*Exercise:* Please retype the records that appear below, exactly and in full.

===== Provided entries

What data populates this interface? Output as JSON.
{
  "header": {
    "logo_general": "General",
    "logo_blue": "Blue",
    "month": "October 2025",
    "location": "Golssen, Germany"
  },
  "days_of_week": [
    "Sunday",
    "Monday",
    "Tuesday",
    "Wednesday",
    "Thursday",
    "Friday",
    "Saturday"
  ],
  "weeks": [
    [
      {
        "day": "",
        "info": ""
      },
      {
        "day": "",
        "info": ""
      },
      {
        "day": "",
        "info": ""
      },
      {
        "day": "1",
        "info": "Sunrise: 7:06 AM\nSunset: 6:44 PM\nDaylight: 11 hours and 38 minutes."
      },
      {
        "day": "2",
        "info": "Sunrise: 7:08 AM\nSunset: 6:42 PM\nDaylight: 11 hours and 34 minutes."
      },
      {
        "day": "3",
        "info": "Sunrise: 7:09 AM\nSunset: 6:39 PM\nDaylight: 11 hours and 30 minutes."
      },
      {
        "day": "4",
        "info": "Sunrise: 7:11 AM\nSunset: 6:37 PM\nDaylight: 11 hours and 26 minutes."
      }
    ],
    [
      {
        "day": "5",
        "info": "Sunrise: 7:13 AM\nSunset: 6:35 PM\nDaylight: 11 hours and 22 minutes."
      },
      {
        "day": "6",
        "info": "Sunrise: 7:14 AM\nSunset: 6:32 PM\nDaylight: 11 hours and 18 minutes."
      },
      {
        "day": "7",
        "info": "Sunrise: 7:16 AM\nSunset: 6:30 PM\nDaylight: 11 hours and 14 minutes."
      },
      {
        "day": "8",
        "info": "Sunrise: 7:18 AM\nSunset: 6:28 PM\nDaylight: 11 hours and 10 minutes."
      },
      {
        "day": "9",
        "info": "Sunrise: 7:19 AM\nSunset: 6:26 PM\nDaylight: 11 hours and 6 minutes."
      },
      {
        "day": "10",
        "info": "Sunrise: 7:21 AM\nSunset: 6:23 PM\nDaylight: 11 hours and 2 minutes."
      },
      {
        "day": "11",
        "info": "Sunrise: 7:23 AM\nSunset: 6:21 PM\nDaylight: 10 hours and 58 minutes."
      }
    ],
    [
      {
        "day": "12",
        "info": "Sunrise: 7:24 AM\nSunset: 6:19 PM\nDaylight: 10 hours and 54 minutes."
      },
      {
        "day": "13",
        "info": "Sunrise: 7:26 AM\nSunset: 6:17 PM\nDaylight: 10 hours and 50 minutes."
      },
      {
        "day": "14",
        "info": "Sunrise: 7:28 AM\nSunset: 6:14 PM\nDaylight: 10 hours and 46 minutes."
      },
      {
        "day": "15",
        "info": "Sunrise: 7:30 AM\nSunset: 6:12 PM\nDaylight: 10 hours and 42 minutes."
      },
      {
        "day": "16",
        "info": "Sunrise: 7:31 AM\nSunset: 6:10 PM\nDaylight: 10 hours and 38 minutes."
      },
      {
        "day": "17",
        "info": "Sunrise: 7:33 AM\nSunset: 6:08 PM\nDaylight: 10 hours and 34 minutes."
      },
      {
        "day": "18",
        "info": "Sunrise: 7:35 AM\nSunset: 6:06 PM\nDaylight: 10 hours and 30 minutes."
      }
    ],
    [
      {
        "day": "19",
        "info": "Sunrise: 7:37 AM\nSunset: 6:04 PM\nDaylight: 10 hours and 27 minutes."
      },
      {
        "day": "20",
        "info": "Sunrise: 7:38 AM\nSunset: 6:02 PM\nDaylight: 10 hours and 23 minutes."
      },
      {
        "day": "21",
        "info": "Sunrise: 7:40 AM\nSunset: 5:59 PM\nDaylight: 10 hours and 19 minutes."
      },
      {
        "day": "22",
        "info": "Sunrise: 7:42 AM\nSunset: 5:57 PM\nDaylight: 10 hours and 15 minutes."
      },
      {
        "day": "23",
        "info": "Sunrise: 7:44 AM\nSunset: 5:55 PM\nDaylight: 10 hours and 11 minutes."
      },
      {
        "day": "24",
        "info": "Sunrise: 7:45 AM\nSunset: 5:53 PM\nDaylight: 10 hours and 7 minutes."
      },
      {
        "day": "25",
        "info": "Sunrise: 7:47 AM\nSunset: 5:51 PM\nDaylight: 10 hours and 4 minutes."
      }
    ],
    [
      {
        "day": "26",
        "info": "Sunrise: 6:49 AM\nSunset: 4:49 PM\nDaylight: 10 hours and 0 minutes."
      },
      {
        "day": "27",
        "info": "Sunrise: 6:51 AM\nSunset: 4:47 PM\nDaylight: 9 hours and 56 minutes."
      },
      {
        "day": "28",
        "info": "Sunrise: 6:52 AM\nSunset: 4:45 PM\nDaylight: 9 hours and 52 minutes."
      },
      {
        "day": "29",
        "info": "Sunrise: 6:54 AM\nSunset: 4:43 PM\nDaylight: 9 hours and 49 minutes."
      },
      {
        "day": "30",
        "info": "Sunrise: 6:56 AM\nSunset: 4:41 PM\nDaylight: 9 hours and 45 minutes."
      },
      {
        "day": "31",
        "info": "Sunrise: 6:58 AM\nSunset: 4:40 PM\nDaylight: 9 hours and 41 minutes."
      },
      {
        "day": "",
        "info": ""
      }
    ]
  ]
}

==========

*Response area:*
What data populates this interface? Output as JSON.
{
  "header": {
    "logo_general": "General",
    "logo_blue": "Blue",
    "month": "October 2025",
    "location": "Golssen, Germany"
  },
  "days_of_week": [
    "Sunday",
    "Monday",
    "Tuesday",
    "Wednesday",
    "Thursday",
    "Friday",
    "Saturday"
  ],
  "weeks": [
    [
      {
        "day": "",
        "info": ""
      },
      {
        "day": "",
        "info": ""
      },
      {
        "day": "",
        "info": ""
      },
      {
        "day": "1",
        "info": "Sunrise: 7:06 AM\nSunset: 6:44 PM\nDaylight: 11 hours and 38 minutes."
      },
      {
        "day": "2",
        "info": "Sunrise: 7:08 AM\nSunset: 6:42 PM\nDaylight: 11 hours and 34 minutes."
      },
      {
        "day": "3",
        "info": "Sunrise: 7:09 AM\nSunset: 6:39 PM\nDaylight: 11 hours and 30 minutes."
      },
      {
        "day": "4",
        "info": "Sunrise: 7:11 AM\nSunset: 6:37 PM\nDaylight: 11 hours and 26 minutes."
      }
    ],
    [
      {
        "day": "5",
        "info": "Sunrise: 7:13 AM\nSunset: 6:35 PM\nDaylight: 11 hours and 22 minutes."
      },
      {
        "day": "6",
        "info": "Sunrise: 7:14 AM\nSunset: 6:32 PM\nDaylight: 11 hours and 18 minutes."
      },
      {
        "day": "7",
        "info": "Sunrise: 7:16 AM\nSunset: 6:30 PM\nDaylight: 11 hours and 14 minutes."
      },
      {
        "day": "8",
        "info": "Sunrise: 7:18 AM\nSunset: 6:28 PM\nDaylight: 11 hours and 10 minutes."
      },
      {
        "day": "9",
        "info": "Sunrise: 7:19 AM\nSunset: 6:26 PM\nDaylight: 11 hours and 6 minutes."
      },
      {
        "day": "10",
        "info": "Sunrise: 7:21 AM\nSunset: 6:23 PM\nDaylight: 11 hours and 2 minutes."
      },
      {
        "day": "11",
        "info": "Sunrise: 7:23 AM\nSunset: 6:21 PM\nDaylight: 10 hours and 58 minutes."
      }
    ],
    [
      {
        "day": "12",
        "info": "Sunrise: 7:24 AM\nSunset: 6:19 PM\nDaylight: 10 hours and 54 minutes."
      },
      {
        "day": "13",
        "info": "Sunrise: 7:26 AM\nSunset: 6:17 PM\nDaylight: 10 hours and 50 minutes."
      },
      {
        "day": "14",
        "info": "Sunrise: 7:28 AM\nSunset: 6:14 PM\nDaylight: 10 hours and 46 minutes."
      },
      {
        "day": "15",
        "info": "Sunrise: 7:30 AM\nSunset: 6:12 PM\nDaylight: 10 hours and 42 minutes."
      },
      {
        "day": "16",
        "info": "Sunrise: 7:31 AM\nSunset: 6:10 PM\nDaylight: 10 hours and 38 minutes."
      },
      {
        "day": "17",
        "info": "Sunrise: 7:33 AM\nSunset: 6:08 PM\nDaylight: 10 hours and 34 minutes."
      },
      {
        "day": "18",
        "info": "Sunrise: 7:35 AM\nSunset: 6:06 PM\nDaylight: 10 hours and 30 minutes."
      }
    ],
    [
      {
        "day": "19",
        "info": "Sunrise: 7:37 AM\nSunset: 6:04 PM\nDaylight: 10 hours and 27 minutes."
      },
      {
        "day": "20",
        "info": "Sunrise: 7:38 AM\nSunset: 6:02 PM\nDaylight: 10 hours and 23 minutes."
      },
      {
        "day": "21",
        "info": "Sunrise: 7:40 AM\nSunset: 5:59 PM\nDaylight: 10 hours and 19 minutes."
      },
      {
        "day": "22",
        "info": "Sunrise: 7:42 AM\nSunset: 5:57 PM\nDaylight: 10 hours and 15 minutes."
      },
      {
        "day": "23",
        "info": "Sunrise: 7:44 AM\nSunset: 5:55 PM\nDaylight: 10 hours and 11 minutes."
      },
      {
        "day": "24",
        "info": "Sunrise: 7:45 AM\nSunset: 5:53 PM\nDaylight: 10 hours and 7 minutes."
      },
      {
        "day": "25",
        "info": "Sunrise: 7:47 AM\nSunset: 5:51 PM\nDaylight: 10 hours and 4 minutes."
      }
    ],
    [
      {
        "day": "26",
        "info": "Sunrise: 6:49 AM\nSunset: 4:49 PM\nDaylight: 10 hours and 0 minutes."
      },
      {
        "day": "27",
        "info": "Sunrise: 6:51 AM\nSunset: 4:47 PM\nDaylight: 9 hours and 56 minutes."
      },
      {
        "day": "28",
        "info": "Sunrise: 6:52 AM\nSunset: 4:45 PM\nDaylight: 9 hours and 52 minutes."
      },
      {
        "day": "29",
        "info": "Sunrise: 6:54 AM\nSunset: 4:43 PM\nDaylight: 9 hours and 49 minutes."
      },
      {
        "day": "30",
        "info": "Sunrise: 6:56 AM\nSunset: 4:41 PM\nDaylight: 9 hours and 45 minutes."
      },
      {
        "day": "31",
        "info": "Sunrise: 6:58 AM\nSunset: 4:40 PM\nDaylight: 9 hours and 41 minutes."
      },
      {
        "day": "",
        "info": ""
      }
    ]
  ]
}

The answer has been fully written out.